Documentation, lack thereof In order for any language, tool or system to become successful, there needs to be a well thought out and well structured set of documents that explain how it fits together. Alas, Scala is produced as an academic exercise first, which means that all of the documentation is available in PDF, which the standard Scala install bundles up as part of the download. PDFs are good for some kinds of reference documentation – even in addition to – but should never be a replacement for HTML based documentation. It’s not as if markup-based languages like LaTeX and DocBook can’t be used to generate both PDF and HTML documentation (and the Scala documentation is all in LaTeX format).
But there are some real gotchas in the way that the language works. For example, methods ending with a colon (like
/:) are right-associative, whereas those which don’t (like
:\) are left-associative. There’s no big highlighted section on the website that explains this small but crucial fact; it’s buried in the middle of a PDF document.
Granted, the documentation (in the form of books) are coming on-line now, but given that www.scala-lang.org is such a dearth of useful information (which, thanks to its redesign just has “memorable” URLs of the form
/node/123), mixing news, blog items, and tutorials in one incomprehensible website.
Lack of skilled developers As with any new technology, experience spreads from those who are the early adopters and then grows out. The early adopters are generally driven to find out more and learn about a technology, but in a large organisation, particularly with organisations that have outsourced development, there isn’t the drive (or the time to invest) in learning new technologies. Furthermore, cost drives down the skills cost base to the minimum, which is why the above Universities churn out multitudinous Java developers.
Maintenance Finally, the maintenance aspect. Any enterprise system is likely to be around for a number of years; in some cases, exceeding its planned lifespan by a factor of two or three. It’s essential that there is sufficient skills and talent in an organisation to be able to support horizontal transfers between departments; and that means that a suitably skilled developer needs to be able to pick up the work of another and continue on with the work.
The big learning curve is normally the system under maintenance; but when you have a new language like Scala, often with new paradigms (many developers don’t appreciate the subtleties of functional programming, for example), the learning curve of understanding the system can be outweighed by the learning curve of the language it’s written in.
Now, all is not totally lost in the Scala world; you can build a passable OSGi-based Scala application with the Scala Modules port (which fixes up some incorrect OSGi data, hopefully to be fixed as part of Scala 2.8) and the language is introducing people to ideas that they wouldn’t have been exposed to had they stayed in their nice, warm, but slightly decaying Java-land.
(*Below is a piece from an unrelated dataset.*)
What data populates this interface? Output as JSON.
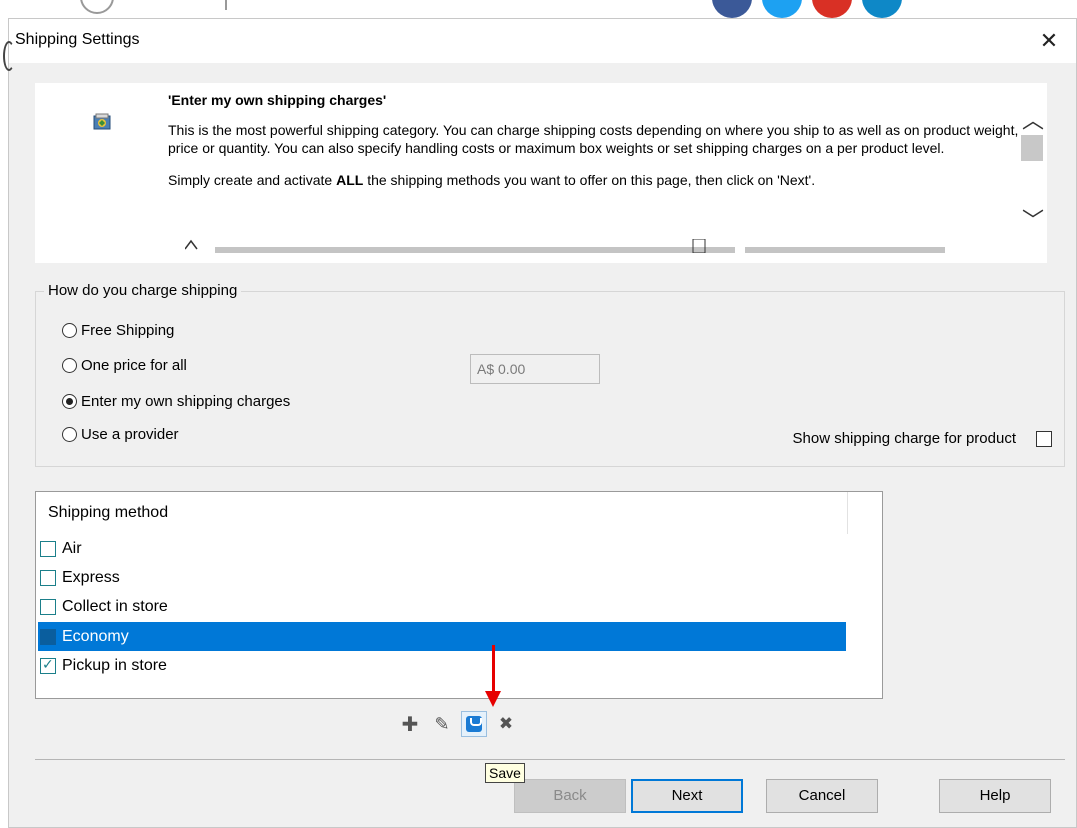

It also encourages innovation; the Lift framework and Actors are just two of the kinds of examples that it can provide.
But ultimately, building a Scala application is like building a sandcastle; it looks good at first, then starts to crumble, and then when the next tide comes in you pick up the pieces and rebuild again. That might work for Web 2.0 startups, but it doesn’t cut the mustard at enterprise organisations.